Figure 5: New registration page on OSF

Pre-registering the Misinformation Study

My co-author and I pre-registered our study on peer-to-peer correction of misinformation, detailing the hypotheses we were interested in testing, the design of our experiment (the treatment and control groups), how we would choose respondents for our survey, and how we would analyze the data we collected through Qualtrics. One of the simplest tests of our study included comparing the average level of correction among respondents who received a social norm nudge of either acceptability of correction or responsibility to correct to respondents who received no social norm nudge. We pre-registered how we would conduct this comparison, including the statistical tests relevant and the hypotheses they corresponded to. 

Once we had the data, we conducted the pre-registered analysis and found that social norm nudges – either the acceptability of correction or the responsibility of correction – appeared to have no effect on the correction of misinformation. In one case, they decreased the correction of misinformation (Figure 6). Because we had pre-registered our experiment and this analysis, we report our results even though they provide no evidence for our theory, and in one case, they go against the theory we had proposed.

Figure 6: Main results from the misinformation study

We conducted other pre-registered analyses, such as analyzing what influences people to correct misinformation when they see it. Our proposed hypotheses based on existing research were that:

  • Those who perceive a higher degree of harm from the spread of the misinformation will be more likely to correct it
  • Those who perceive a higher degree of futility from the correction of misinformation will be less likely to correct it.
  • Those who believe they have expertise in the topic the misinformation is about will be more likely to correct it.
  • Those who believe they will experience higher social sanctioning for correcting misinformation will be less likely to correct it.

We found support for all of these hypotheses, regardless of whether the misinformation was political or non-political (Figure 7). 

Figure 7: Results for when people correct and don’t correct misinformation

Exploratory Analysis of Misinformation Data

Once we had our data, we presented our results to different audiences, who suggested conducting different analyses to analyze it. Moreover, once we started digging in, we found interesting trends in our data as well! However, since we did not pre-register these analyses, we include them in our forthcoming paper only in the appendix under exploratory analysis. The transparency associated with flagging certain analyses as exploratory because they were not pre-registered allows readers to interpret results with caution.
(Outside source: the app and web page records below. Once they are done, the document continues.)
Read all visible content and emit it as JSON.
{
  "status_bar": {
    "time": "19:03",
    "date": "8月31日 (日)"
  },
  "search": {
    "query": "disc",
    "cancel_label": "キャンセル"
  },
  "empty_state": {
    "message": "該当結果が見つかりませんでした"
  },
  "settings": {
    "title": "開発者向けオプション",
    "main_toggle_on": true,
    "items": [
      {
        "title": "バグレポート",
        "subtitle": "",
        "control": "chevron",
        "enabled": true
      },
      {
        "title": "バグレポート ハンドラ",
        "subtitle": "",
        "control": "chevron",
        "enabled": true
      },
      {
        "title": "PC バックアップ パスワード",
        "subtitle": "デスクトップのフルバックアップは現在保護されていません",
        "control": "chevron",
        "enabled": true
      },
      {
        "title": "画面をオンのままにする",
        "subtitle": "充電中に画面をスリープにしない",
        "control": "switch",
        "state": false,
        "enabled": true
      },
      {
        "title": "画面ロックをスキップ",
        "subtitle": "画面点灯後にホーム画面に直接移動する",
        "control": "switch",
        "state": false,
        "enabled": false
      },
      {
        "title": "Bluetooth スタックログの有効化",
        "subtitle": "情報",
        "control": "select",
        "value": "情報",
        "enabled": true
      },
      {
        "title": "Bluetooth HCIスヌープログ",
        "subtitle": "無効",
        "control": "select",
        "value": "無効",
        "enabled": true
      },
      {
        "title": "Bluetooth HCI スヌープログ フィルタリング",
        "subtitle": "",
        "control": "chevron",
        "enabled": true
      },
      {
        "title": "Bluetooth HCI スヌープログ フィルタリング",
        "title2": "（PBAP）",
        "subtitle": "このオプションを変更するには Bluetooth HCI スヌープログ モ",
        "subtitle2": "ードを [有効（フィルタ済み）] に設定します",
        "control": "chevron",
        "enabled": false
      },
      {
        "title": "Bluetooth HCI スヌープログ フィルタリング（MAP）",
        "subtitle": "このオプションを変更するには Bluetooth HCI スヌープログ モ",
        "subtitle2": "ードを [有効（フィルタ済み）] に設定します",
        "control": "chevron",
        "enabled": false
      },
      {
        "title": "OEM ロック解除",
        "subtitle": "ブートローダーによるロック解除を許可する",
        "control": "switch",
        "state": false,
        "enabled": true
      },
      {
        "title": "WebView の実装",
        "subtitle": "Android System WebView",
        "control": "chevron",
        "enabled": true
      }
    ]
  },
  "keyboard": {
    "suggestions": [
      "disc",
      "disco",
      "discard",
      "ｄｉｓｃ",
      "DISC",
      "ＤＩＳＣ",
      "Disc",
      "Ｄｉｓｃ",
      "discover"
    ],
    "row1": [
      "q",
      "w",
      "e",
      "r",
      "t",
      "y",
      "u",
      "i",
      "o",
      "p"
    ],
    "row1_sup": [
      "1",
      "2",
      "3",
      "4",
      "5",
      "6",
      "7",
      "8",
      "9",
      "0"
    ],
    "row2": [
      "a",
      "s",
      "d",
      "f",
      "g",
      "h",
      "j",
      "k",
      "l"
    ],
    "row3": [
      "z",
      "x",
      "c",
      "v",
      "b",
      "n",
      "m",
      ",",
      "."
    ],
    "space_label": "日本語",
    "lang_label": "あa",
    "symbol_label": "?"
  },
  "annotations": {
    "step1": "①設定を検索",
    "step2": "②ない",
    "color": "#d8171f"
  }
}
Even though we did not pre-register some of our analysis, conducting it as “exploratory” gave us the opportunity to analyze our data with different methodologies – such as generalized random forests (a machine learning algorithm) and regression analyses, which are standard for political science research. The use of machine learning techniques led us to discover that the treatment effects of social norm nudges may be different for certain subgroups of people. Variables for respondent age, gender, left-leaning political ideology, number of children, and employment status turned out to be important for what political scientists call “heterogeneous treatment effects.” What this meant, for instance, is that women may respond differently to the social norm nudges than men. Though we did not explore heterogeneous treatment effects in our analysis, this exploratory finding from a generalized random forest provides an avenue for future researchers to explore in their surveys. 

Pre-registration of experimental analysis has slowly become the norm among political scientists. Top journals will publish replication materials along with papers to further encourage transparency in the discipline. Pre-registration can be an immensely helpful tool in the early stages of research, allowing researchers to think critically about their research questions and designs. It holds them accountable to conducting their research honestly and encourages the discipline at large to move away from only publishing results that are statistically significant and therefore, expanding what we can learn from experimental research.